Absolutely. Everyone can relate to that. That’s fantastic. I can’t wait to read it. All right. So tell us then, if you could give your top three tips for writing, fiction writing, to aspiring writers, what might they be?

Belinda

Goodness. So one would be you’ve just go to get through the drafts. It’s not going to be beautiful. It’s going to be ugly. Just get through it. Keep going. It will come good. And you really need some practice to know that that’s true. But it really is.

Another would be to read. Really voraciously, but also carefully. To read with an eye on what you need. So it’s not about copying. It’s about figuring out how people do things.

And the other one would be that, if you can, you should walk or swim. It will help you think. Little problems will just get solved when you walk away from them and do some exercise. I think as far as is physically possible for people, if you can find the exercise that suits you when you’re writing, it’s like magic.

Valerie

Wonderful. And what’s yours?

Belinda

My form of exercise?

Valerie

Yes. What’s the magic for you?

Belinda

Walking. It’s just brilliant.

Valerie

And do you make sure that you schedule that every day? Or after every writing session? And do you ponder your characters while you’re walking? Or do you try not to do that?

Belinda

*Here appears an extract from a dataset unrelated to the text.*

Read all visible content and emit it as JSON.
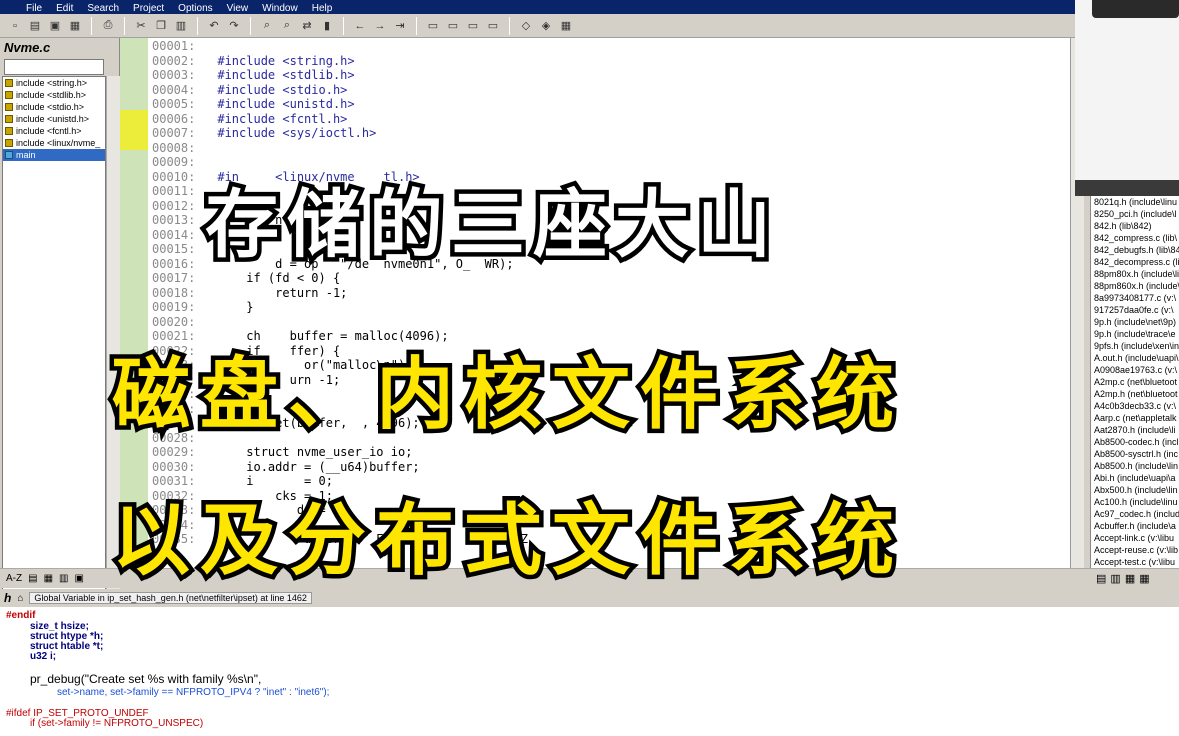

Um. When I’m in one of these chunks of time where I can write every day, I do try and walk every day as well. And I quite deliberately don’t take music or podcasts. And I sort of let the thoughts flow. But at some point I think, well, what about this business with Jack, say. And just let it kind of drift around.

But I don’t think you really even need to be so conscious about it. When you’re writing all the time, it’s there anyway. In the brain. Sort of looping around it.

Valerie

True.

Belinda

And it is like magic. I come back, and I just have to grab the notebook as I walk through the door.

Valerie

Wow. That’s amazing. Well, that’s great advice then. Love it. Well, thank you so much for your time today, Belinda.

Belinda

Thank you, Valerie. You’re welcome.


Comments